* _Your objective_
Retype the data below exactly; skip every image.

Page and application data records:
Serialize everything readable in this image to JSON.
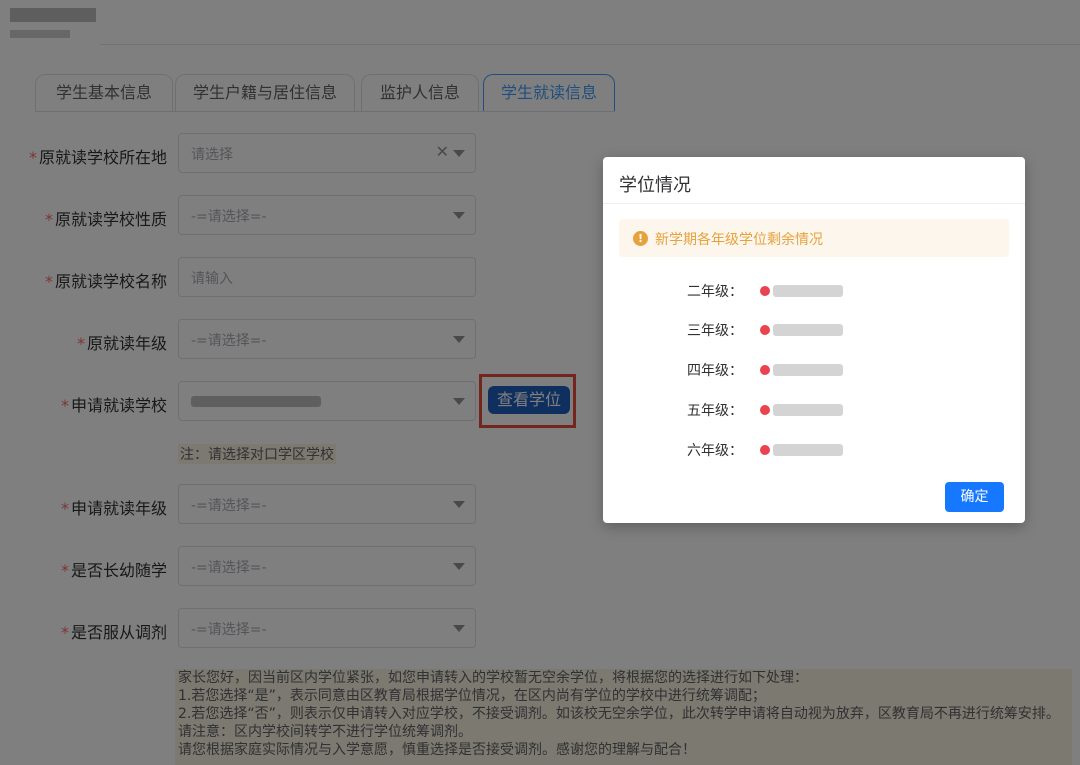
{
  "tabs": [
    "学生基本信息",
    "学生户籍与居住信息",
    "监护人信息",
    "学生就读信息"
  ],
  "active_tab_index": 3,
  "form": {
    "fields": [
      {
        "label": "原就读学校所在地",
        "placeholder": "请选择"
      },
      {
        "label": "原就读学校性质",
        "placeholder": "-=请选择=-"
      },
      {
        "label": "原就读学校名称",
        "placeholder": "请输入"
      },
      {
        "label": "原就读年级",
        "placeholder": "-=请选择=-"
      },
      {
        "label": "申请就读学校",
        "placeholder": ""
      },
      {
        "label": "申请就读年级",
        "placeholder": "-=请选择=-"
      },
      {
        "label": "是否长幼随学",
        "placeholder": "-=请选择=-"
      },
      {
        "label": "是否服从调剂",
        "placeholder": "-=请选择=-"
      }
    ],
    "required_mark": "*",
    "check_button": "查看学位",
    "note": "注：请选择对口学区学校"
  },
  "notice_lines": [
    "家长您好，因当前区内学位紧张，如您申请转入的学校暂无空余学位，将根据您的选择进行如下处理：",
    "1.若您选择“是”，表示同意由区教育局根据学位情况，在区内尚有学位的学校中进行统筹调配；",
    "2.若您选择“否”，则表示仅申请转入对应学校，不接受调剂。如该校无空余学位，此次转学申请将自动视为放弃，区教育局不再进行统筹安排。",
    "请注意：区内学校间转学不进行学位统筹调剂。",
    "请您根据家庭实际情况与入学意愿，慎重选择是否接受调剂。感谢您的理解与配合！"
  ],
  "dialog": {
    "title": "学位情况",
    "alert": "新学期各年级学位剩余情况",
    "grades": [
      "二年级：",
      "三年级：",
      "四年级：",
      "五年级：",
      "六年级："
    ],
    "confirm": "确定"
  },
  "colors": {
    "primary": "#409eff",
    "required": "#f56c6c",
    "warning": "#e6a23c",
    "highlight_box": "#e74c3c"
  }
}
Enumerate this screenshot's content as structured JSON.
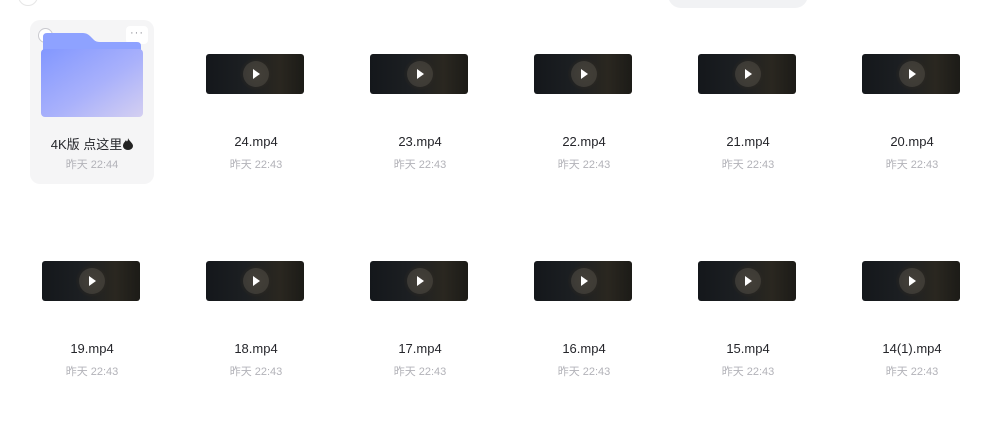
{
  "folder": {
    "name": "4K版 点这里",
    "time": "昨天 22:44",
    "more_label": "···",
    "icon": "folder-icon",
    "decoration_icon": "drop-icon",
    "colors": {
      "tile_bg": "#f5f5f6",
      "folder_back": "#8ea2ff",
      "folder_front_start": "#8297ff",
      "folder_front_end": "#c9c7f2"
    }
  },
  "files": [
    {
      "name": "24.mp4",
      "time": "昨天 22:43"
    },
    {
      "name": "23.mp4",
      "time": "昨天 22:43"
    },
    {
      "name": "22.mp4",
      "time": "昨天 22:43"
    },
    {
      "name": "21.mp4",
      "time": "昨天 22:43"
    },
    {
      "name": "20.mp4",
      "time": "昨天 22:43"
    },
    {
      "name": "19.mp4",
      "time": "昨天 22:43"
    },
    {
      "name": "18.mp4",
      "time": "昨天 22:43"
    },
    {
      "name": "17.mp4",
      "time": "昨天 22:43"
    },
    {
      "name": "16.mp4",
      "time": "昨天 22:43"
    },
    {
      "name": "15.mp4",
      "time": "昨天 22:43"
    },
    {
      "name": "14(1).mp4",
      "time": "昨天 22:43"
    }
  ],
  "file_icon": "play-icon"
}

* _Response for this exercise_
Serialize everything readable in this image to JSON.
{
  "tabs": [
    "学生基本信息",
    "学生户籍与居住信息",
    "监护人信息",
    "学生就读信息"
  ],
  "active_tab_index": 3,
  "form": {
    "fields": [
      {
        "label": "原就读学校所在地",
        "placeholder": "请选择"
      },
      {
        "label": "原就读学校性质",
        "placeholder": "-=请选择=-"
      },
      {
        "label": "原就读学校名称",
        "placeholder": "请输入"
      },
      {
        "label": "原就读年级",
        "placeholder": "-=请选择=-"
      },
      {
        "label": "申请就读学校",
        "placeholder": ""
      },
      {
        "label": "申请就读年级",
        "placeholder": "-=请选择=-"
      },
      {
        "label": "是否长幼随学",
        "placeholder": "-=请选择=-"
      },
      {
        "label": "是否服从调剂",
        "placeholder": "-=请选择=-"
      }
    ],
    "required_mark": "*",
    "check_button": "查看学位",
    "note": "注：请选择对口学区学校"
  },
  "notice_lines": [
    "家长您好，因当前区内学位紧张，如您申请转入的学校暂无空余学位，将根据您的选择进行如下处理：",
    "1.若您选择“是”，表示同意由区教育局根据学位情况，在区内尚有学位的学校中进行统筹调配；",
    "2.若您选择“否”，则表示仅申请转入对应学校，不接受调剂。如该校无空余学位，此次转学申请将自动视为放弃，区教育局不再进行统筹安排。",
    "请注意：区内学校间转学不进行学位统筹调剂。",
    "请您根据家庭实际情况与入学意愿，慎重选择是否接受调剂。感谢您的理解与配合！"
  ],
  "dialog": {
    "title": "学位情况",
    "alert": "新学期各年级学位剩余情况",
    "grades": [
      "二年级：",
      "三年级：",
      "四年级：",
      "五年级：",
      "六年级："
    ],
    "confirm": "确定"
  },
  "colors": {
    "primary": "#409eff",
    "required": "#f56c6c",
    "warning": "#e6a23c",
    "highlight_box": "#e74c3c"
  }
}
Enumerate this screenshot's content as structured JSON.
{
  "folder": {
    "name": "4K版 点这里",
    "time": "昨天 22:44",
    "more_label": "···",
    "icon": "folder-icon",
    "decoration_icon": "drop-icon",
    "colors": {
      "tile_bg": "#f5f5f6",
      "folder_back": "#8ea2ff",
      "folder_front_start": "#8297ff",
      "folder_front_end": "#c9c7f2"
    }
  },
  "files": [
    {
      "name": "24.mp4",
      "time": "昨天 22:43"
    },
    {
      "name": "23.mp4",
      "time": "昨天 22:43"
    },
    {
      "name": "22.mp4",
      "time": "昨天 22:43"
    },
    {
      "name": "21.mp4",
      "time": "昨天 22:43"
    },
    {
      "name": "20.mp4",
      "time": "昨天 22:43"
    },
    {
      "name": "19.mp4",
      "time": "昨天 22:43"
    },
    {
      "name": "18.mp4",
      "time": "昨天 22:43"
    },
    {
      "name": "17.mp4",
      "time": "昨天 22:43"
    },
    {
      "name": "16.mp4",
      "time": "昨天 22:43"
    },
    {
      "name": "15.mp4",
      "time": "昨天 22:43"
    },
    {
      "name": "14(1).mp4",
      "time": "昨天 22:43"
    }
  ],
  "file_icon": "play-icon"
}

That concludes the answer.